The formula has led to many great innovative and creative solutions being developed (some successful…others definitely and terminally not!) to the challenge of producing more power in a lightweight frame. It is therefore not without justification that this has been described as an engineer’s class.
The light and nimble frames originate from the UK, Germany, Italy, Holland and Japan and sport famous names such as Tigcraft, Spondon, Harris, BMR, Ducati, Nico Bakker and Over. They were joined in 2000 by a new name, GRC, designed and built by Gary Cotterell, one of the classes most successful engineers and competitors.

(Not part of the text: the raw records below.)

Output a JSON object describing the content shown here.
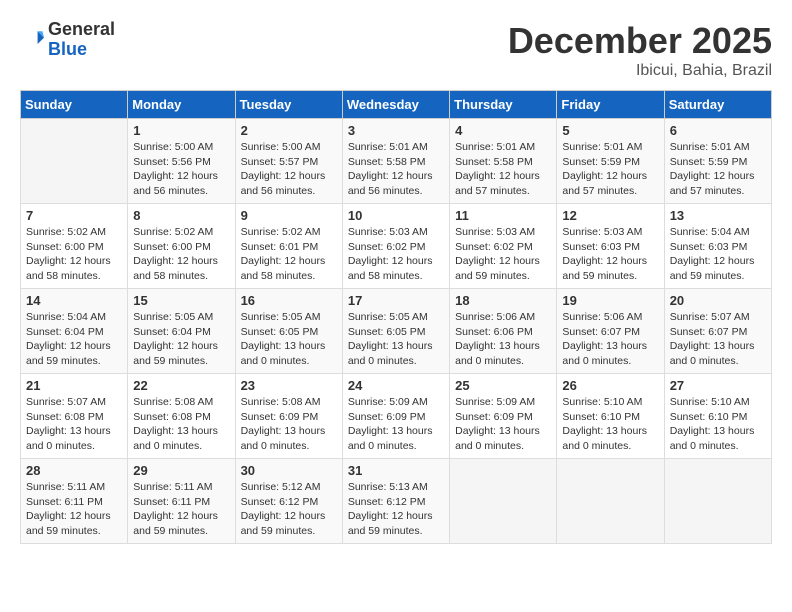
{
  "logo": {
    "general": "General",
    "blue": "Blue"
  },
  "title": "December 2025",
  "location": "Ibicui, Bahia, Brazil",
  "headers": [
    "Sunday",
    "Monday",
    "Tuesday",
    "Wednesday",
    "Thursday",
    "Friday",
    "Saturday"
  ],
  "weeks": [
    [
      {
        "day": "",
        "sunrise": "",
        "sunset": "",
        "daylight": ""
      },
      {
        "day": "1",
        "sunrise": "Sunrise: 5:00 AM",
        "sunset": "Sunset: 5:56 PM",
        "daylight": "Daylight: 12 hours and 56 minutes."
      },
      {
        "day": "2",
        "sunrise": "Sunrise: 5:00 AM",
        "sunset": "Sunset: 5:57 PM",
        "daylight": "Daylight: 12 hours and 56 minutes."
      },
      {
        "day": "3",
        "sunrise": "Sunrise: 5:01 AM",
        "sunset": "Sunset: 5:58 PM",
        "daylight": "Daylight: 12 hours and 56 minutes."
      },
      {
        "day": "4",
        "sunrise": "Sunrise: 5:01 AM",
        "sunset": "Sunset: 5:58 PM",
        "daylight": "Daylight: 12 hours and 57 minutes."
      },
      {
        "day": "5",
        "sunrise": "Sunrise: 5:01 AM",
        "sunset": "Sunset: 5:59 PM",
        "daylight": "Daylight: 12 hours and 57 minutes."
      },
      {
        "day": "6",
        "sunrise": "Sunrise: 5:01 AM",
        "sunset": "Sunset: 5:59 PM",
        "daylight": "Daylight: 12 hours and 57 minutes."
      }
    ],
    [
      {
        "day": "7",
        "sunrise": "Sunrise: 5:02 AM",
        "sunset": "Sunset: 6:00 PM",
        "daylight": "Daylight: 12 hours and 58 minutes."
      },
      {
        "day": "8",
        "sunrise": "Sunrise: 5:02 AM",
        "sunset": "Sunset: 6:00 PM",
        "daylight": "Daylight: 12 hours and 58 minutes."
      },
      {
        "day": "9",
        "sunrise": "Sunrise: 5:02 AM",
        "sunset": "Sunset: 6:01 PM",
        "daylight": "Daylight: 12 hours and 58 minutes."
      },
      {
        "day": "10",
        "sunrise": "Sunrise: 5:03 AM",
        "sunset": "Sunset: 6:02 PM",
        "daylight": "Daylight: 12 hours and 58 minutes."
      },
      {
        "day": "11",
        "sunrise": "Sunrise: 5:03 AM",
        "sunset": "Sunset: 6:02 PM",
        "daylight": "Daylight: 12 hours and 59 minutes."
      },
      {
        "day": "12",
        "sunrise": "Sunrise: 5:03 AM",
        "sunset": "Sunset: 6:03 PM",
        "daylight": "Daylight: 12 hours and 59 minutes."
      },
      {
        "day": "13",
        "sunrise": "Sunrise: 5:04 AM",
        "sunset": "Sunset: 6:03 PM",
        "daylight": "Daylight: 12 hours and 59 minutes."
      }
    ],
    [
      {
        "day": "14",
        "sunrise": "Sunrise: 5:04 AM",
        "sunset": "Sunset: 6:04 PM",
        "daylight": "Daylight: 12 hours and 59 minutes."
      },
      {
        "day": "15",
        "sunrise": "Sunrise: 5:05 AM",
        "sunset": "Sunset: 6:04 PM",
        "daylight": "Daylight: 12 hours and 59 minutes."
      },
      {
        "day": "16",
        "sunrise": "Sunrise: 5:05 AM",
        "sunset": "Sunset: 6:05 PM",
        "daylight": "Daylight: 13 hours and 0 minutes."
      },
      {
        "day": "17",
        "sunrise": "Sunrise: 5:05 AM",
        "sunset": "Sunset: 6:05 PM",
        "daylight": "Daylight: 13 hours and 0 minutes."
      },
      {
        "day": "18",
        "sunrise": "Sunrise: 5:06 AM",
        "sunset": "Sunset: 6:06 PM",
        "daylight": "Daylight: 13 hours and 0 minutes."
      },
      {
        "day": "19",
        "sunrise": "Sunrise: 5:06 AM",
        "sunset": "Sunset: 6:07 PM",
        "daylight": "Daylight: 13 hours and 0 minutes."
      },
      {
        "day": "20",
        "sunrise": "Sunrise: 5:07 AM",
        "sunset": "Sunset: 6:07 PM",
        "daylight": "Daylight: 13 hours and 0 minutes."
      }
    ],
    [
      {
        "day": "21",
        "sunrise": "Sunrise: 5:07 AM",
        "sunset": "Sunset: 6:08 PM",
        "daylight": "Daylight: 13 hours and 0 minutes."
      },
      {
        "day": "22",
        "sunrise": "Sunrise: 5:08 AM",
        "sunset": "Sunset: 6:08 PM",
        "daylight": "Daylight: 13 hours and 0 minutes."
      },
      {
        "day": "23",
        "sunrise": "Sunrise: 5:08 AM",
        "sunset": "Sunset: 6:09 PM",
        "daylight": "Daylight: 13 hours and 0 minutes."
      },
      {
        "day": "24",
        "sunrise": "Sunrise: 5:09 AM",
        "sunset": "Sunset: 6:09 PM",
        "daylight": "Daylight: 13 hours and 0 minutes."
      },
      {
        "day": "25",
        "sunrise": "Sunrise: 5:09 AM",
        "sunset": "Sunset: 6:09 PM",
        "daylight": "Daylight: 13 hours and 0 minutes."
      },
      {
        "day": "26",
        "sunrise": "Sunrise: 5:10 AM",
        "sunset": "Sunset: 6:10 PM",
        "daylight": "Daylight: 13 hours and 0 minutes."
      },
      {
        "day": "27",
        "sunrise": "Sunrise: 5:10 AM",
        "sunset": "Sunset: 6:10 PM",
        "daylight": "Daylight: 13 hours and 0 minutes."
      }
    ],
    [
      {
        "day": "28",
        "sunrise": "Sunrise: 5:11 AM",
        "sunset": "Sunset: 6:11 PM",
        "daylight": "Daylight: 12 hours and 59 minutes."
      },
      {
        "day": "29",
        "sunrise": "Sunrise: 5:11 AM",
        "sunset": "Sunset: 6:11 PM",
        "daylight": "Daylight: 12 hours and 59 minutes."
      },
      {
        "day": "30",
        "sunrise": "Sunrise: 5:12 AM",
        "sunset": "Sunset: 6:12 PM",
        "daylight": "Daylight: 12 hours and 59 minutes."
      },
      {
        "day": "31",
        "sunrise": "Sunrise: 5:13 AM",
        "sunset": "Sunset: 6:12 PM",
        "daylight": "Daylight: 12 hours and 59 minutes."
      },
      {
        "day": "",
        "sunrise": "",
        "sunset": "",
        "daylight": ""
      },
      {
        "day": "",
        "sunrise": "",
        "sunset": "",
        "daylight": ""
      },
      {
        "day": "",
        "sunrise": "",
        "sunset": "",
        "daylight": ""
      }
    ]
  ]
}
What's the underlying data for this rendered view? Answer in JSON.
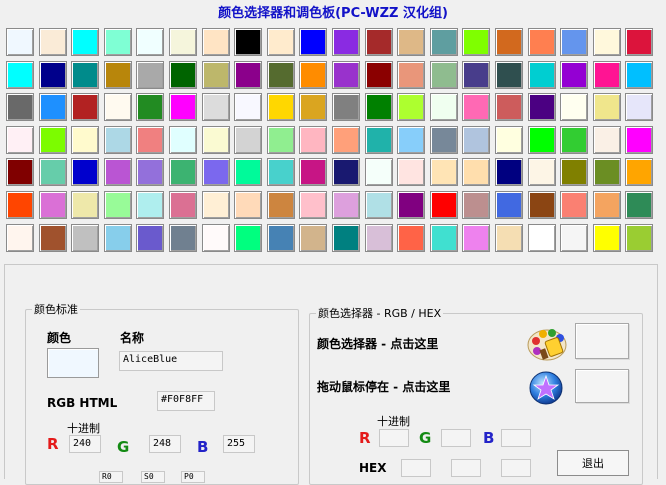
{
  "title": "颜色选择器和调色板(PC-WZZ 汉化组)",
  "palette_rows": [
    [
      "#F0F8FF",
      "#FAEBD7",
      "#00FFFF",
      "#7FFFD4",
      "#F0FFFF",
      "#F5F5DC",
      "#FFE4C4",
      "#000000",
      "#FFEBCD",
      "#0000FF",
      "#8A2BE2",
      "#A52A2A",
      "#DEB887",
      "#5F9EA0",
      "#7FFF00",
      "#D2691E",
      "#FF7F50",
      "#6495ED",
      "#FFF8DC",
      "#DC143C"
    ],
    [
      "#00FFFF",
      "#00008B",
      "#008B8B",
      "#B8860B",
      "#A9A9A9",
      "#006400",
      "#BDB76B",
      "#8B008B",
      "#556B2F",
      "#FF8C00",
      "#9932CC",
      "#8B0000",
      "#E9967A",
      "#8FBC8F",
      "#483D8B",
      "#2F4F4F",
      "#00CED1",
      "#9400D3",
      "#FF1493",
      "#00BFFF"
    ],
    [
      "#696969",
      "#1E90FF",
      "#B22222",
      "#FFFAF0",
      "#228B22",
      "#FF00FF",
      "#DCDCDC",
      "#F8F8FF",
      "#FFD700",
      "#DAA520",
      "#808080",
      "#008000",
      "#ADFF2F",
      "#F0FFF0",
      "#FF69B4",
      "#CD5C5C",
      "#4B0082",
      "#FFFFF0",
      "#F0E68C",
      "#E6E6FA"
    ],
    [
      "#FFF0F5",
      "#7CFC00",
      "#FFFACD",
      "#ADD8E6",
      "#F08080",
      "#E0FFFF",
      "#FAFAD2",
      "#D3D3D3",
      "#90EE90",
      "#FFB6C1",
      "#FFA07A",
      "#20B2AA",
      "#87CEFA",
      "#778899",
      "#B0C4DE",
      "#FFFFE0",
      "#00FF00",
      "#32CD32",
      "#FAF0E6",
      "#FF00FF"
    ],
    [
      "#800000",
      "#66CDAA",
      "#0000CD",
      "#BA55D3",
      "#9370DB",
      "#3CB371",
      "#7B68EE",
      "#00FA9A",
      "#48D1CC",
      "#C71585",
      "#191970",
      "#F5FFFA",
      "#FFE4E1",
      "#FFE4B5",
      "#FFDEAD",
      "#000080",
      "#FDF5E6",
      "#808000",
      "#6B8E23",
      "#FFA500"
    ],
    [
      "#FF4500",
      "#DA70D6",
      "#EEE8AA",
      "#98FB98",
      "#AFEEEE",
      "#DB7093",
      "#FFEFD5",
      "#FFDAB9",
      "#CD853F",
      "#FFC0CB",
      "#DDA0DD",
      "#B0E0E6",
      "#800080",
      "#FF0000",
      "#BC8F8F",
      "#4169E1",
      "#8B4513",
      "#FA8072",
      "#F4A460",
      "#2E8B57"
    ],
    [
      "#FFF5EE",
      "#A0522D",
      "#C0C0C0",
      "#87CEEB",
      "#6A5ACD",
      "#708090",
      "#FFFAFA",
      "#00FF7F",
      "#4682B4",
      "#D2B48C",
      "#008080",
      "#D8BFD8",
      "#FF6347",
      "#40E0D0",
      "#EE82EE",
      "#F5DEB3",
      "#FFFFFF",
      "#F5F5F5",
      "#FFFF00",
      "#9ACD32"
    ]
  ],
  "left_group": {
    "legend": "颜色标准",
    "color_label": "颜色",
    "name_label": "名称",
    "current_color": "#F0F8FF",
    "name_value": "AliceBlue",
    "rgb_html_label": "RGB HTML",
    "rgb_html_value": "#F0F8FF",
    "decimal_label": "十进制",
    "r_label": "R",
    "r_value": "240",
    "g_label": "G",
    "g_value": "248",
    "b_label": "B",
    "b_value": "255",
    "bottom_values": [
      "R0",
      "S0",
      "P0"
    ]
  },
  "right_group": {
    "legend": "颜色选择器 - RGB / HEX",
    "picker_label": "颜色选择器 - 点击这里",
    "drag_label": "拖动鼠标停在 - 点击这里",
    "decimal_label": "十进制",
    "r_label": "R",
    "g_label": "G",
    "b_label": "B",
    "hex_label": "HEX",
    "exit_label": "退出"
  },
  "icons": {
    "picker_icon": "paint-palette-icon",
    "drag_icon": "star-orb-icon"
  },
  "colors": {
    "title": "#1212C8",
    "r": "#E41A1A",
    "g": "#138A13",
    "b": "#2323C8"
  }
}
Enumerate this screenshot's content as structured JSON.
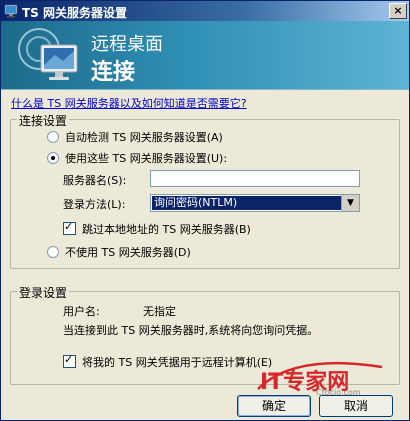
{
  "window": {
    "title": "TS 网关服务器设置",
    "close_glyph": "×"
  },
  "banner": {
    "subtitle": "远程桌面",
    "title": "连接"
  },
  "help_link": "什么是 TS 网关服务器以及如何知道是否需要它?",
  "connection_settings": {
    "group_title": "连接设置",
    "auto_detect_label": "自动检测 TS 网关服务器设置(A)",
    "use_these_label": "使用这些 TS 网关服务器设置(U):",
    "server_name_label": "服务器名(S):",
    "server_name_value": "",
    "logon_method_label": "登录方法(L):",
    "logon_method_value": "询问密码(NTLM)",
    "bypass_local_label": "跳过本地地址的 TS 网关服务器(B)",
    "do_not_use_label": "不使用 TS 网关服务器(D)",
    "selected_option": "use_these",
    "bypass_local_checked": true
  },
  "logon_settings": {
    "group_title": "登录设置",
    "username_label": "用户名:",
    "username_value": "无指定",
    "info_text": "当连接到此 TS 网关服务器时,系统将向您询问凭据。",
    "use_credentials_label": "将我的 TS 网关凭据用于远程计算机(E)",
    "use_credentials_checked": true
  },
  "buttons": {
    "ok": "确定",
    "cancel": "取消"
  },
  "watermark": {
    "brand": "IT专家网",
    "site": "Ctocio.com"
  },
  "colors": {
    "titlebar": "#0a246a",
    "banner": "#2f8fb4",
    "selection": "#0a246a",
    "watermark_red": "#d9262b"
  }
}
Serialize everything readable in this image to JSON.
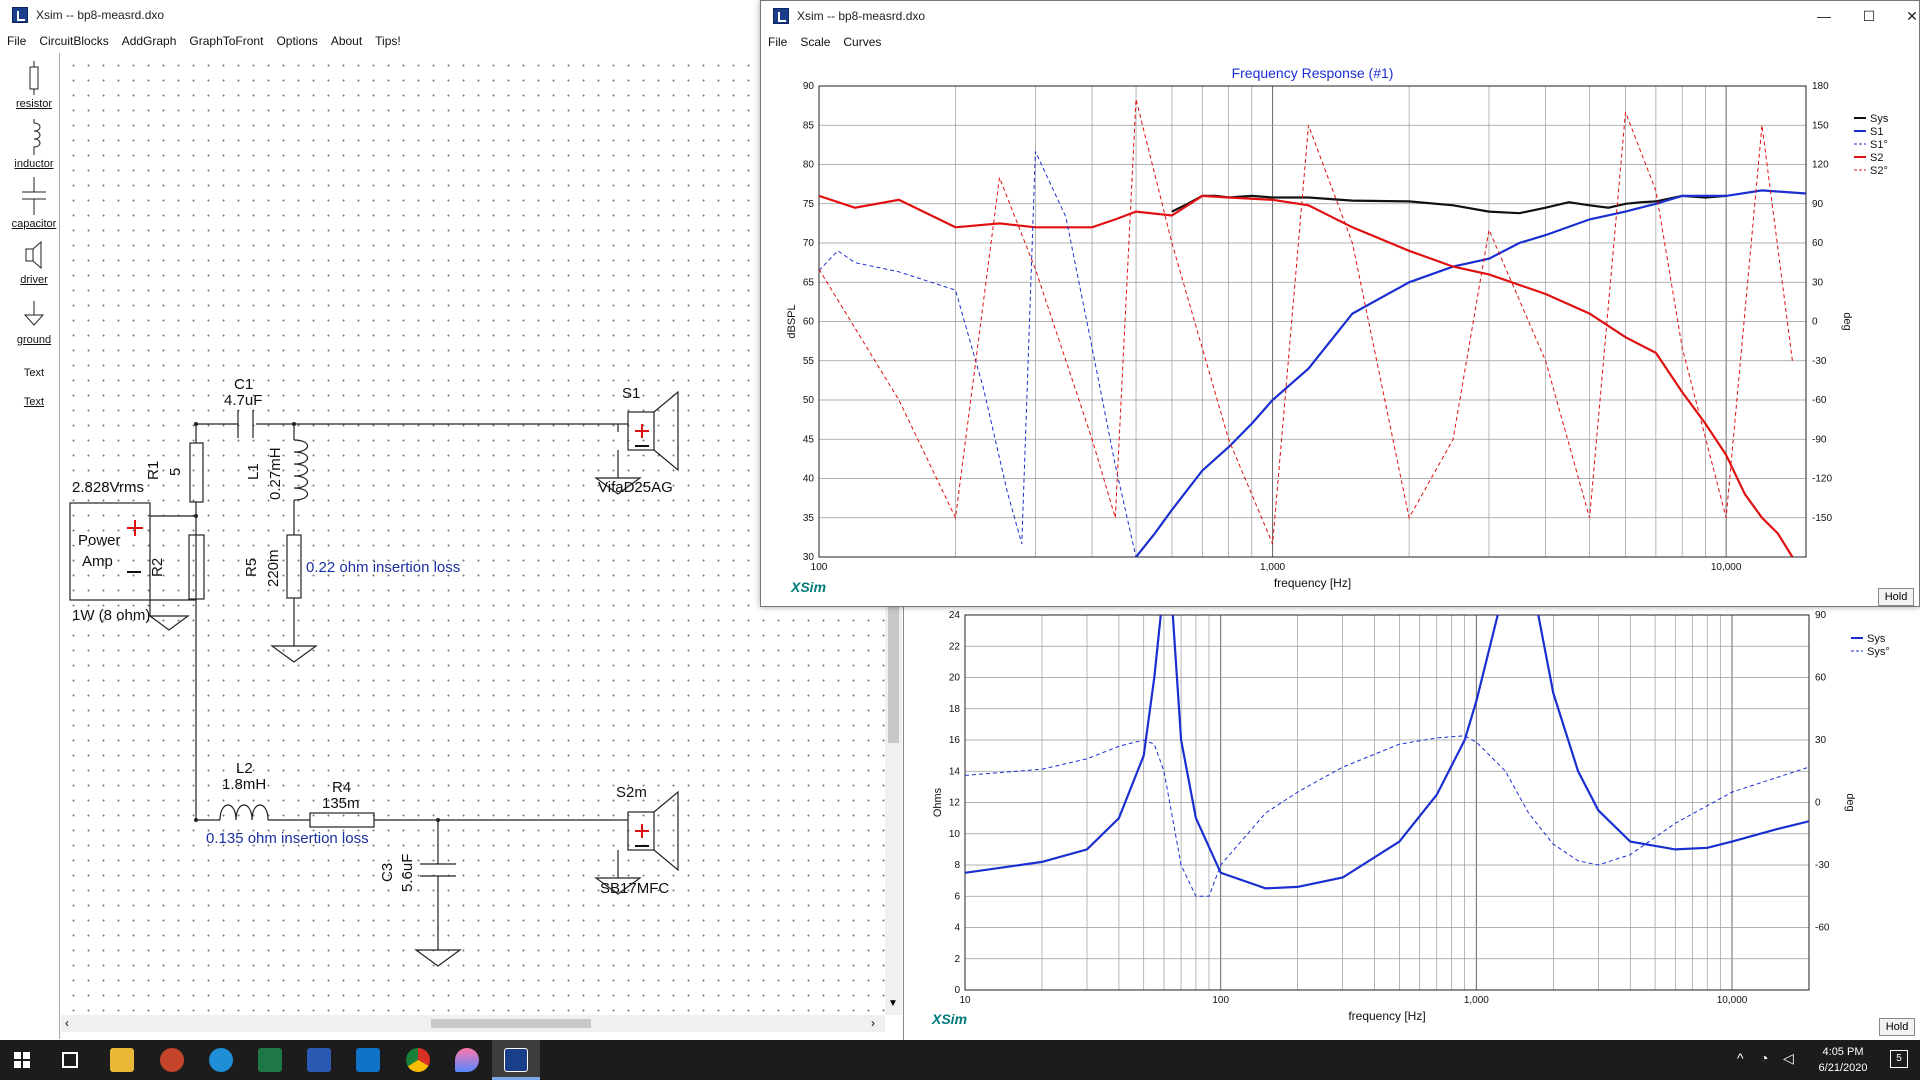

Some pretty impressive characters cut their teeth (or should that be scuffed their leathers?) in Supermono. Thomas Korner was 1994 European Champion, Vittoriano Guareschi was 1995 Italian Champion where he was preceeded by Roberto Teneggi, plus Mauro Lucchiari and Pier Francesco Chili still hold lap records at Misano and Mugello respectively. Last but not least, Britain’s Scott Smart, a former national 250 champion, 500 GP rider and current British Superbike front runner won his first international race on a Tigcraft Yamaha.
As far as engines go, there are a whole host to choose from. In 1996 & ’97 Yamaha power and the Over team ruled the roost, in 1998 Katja Poensgen steered the very trick Suzuki based BMR to victory and in 1999 Per Olov Ogeborn’s Rotax powered UNO GDM was unbeatable despite strong challenges from BMW powered Tigcrafts. In 2000 Britain’s Spencer Cook took Slipstream Tuning’s works Muz to the title and in 2001 it was the GRC Pami-BMW with Steve Marlow on board that took the title for Team James.
It is however an excellent training ground for top four stroke riders of the future and indeed the only class outside of Moto GP where riders can experiment with four stroke chassis set – up outside the constraints of restrictive production class rules.
There are very few purpose built factory bikes (the exceptions being the Ducati Supermono and the MuZ) and few of the racers are derived from a road bike. The class is therefore a refreshing change from the proliferating production classes aimed at promoting manufacturer’s customer products. This fact however has meant that the class has had to be self – financing through its competitors with limited factory involvement.
Variety is the spice if life in this class and over recent seasons the minimum weight of the class was reduced to 95kg to allow the introduction of the new generation Minimono’s using the latest 450cc motorcross engines in 125 size frames. They have enjoyed some success, not just at the tight and twisty circuits and these type of machines are attracting a lot of younger riders to the class.
The Supermono class is one of the few classes of motorcycle racing that is attracting full grids at present. With the emergence of the prototype Moto GP class and the similarities with this it is growing in popularity with riders, engineers and spectators throughout Europe.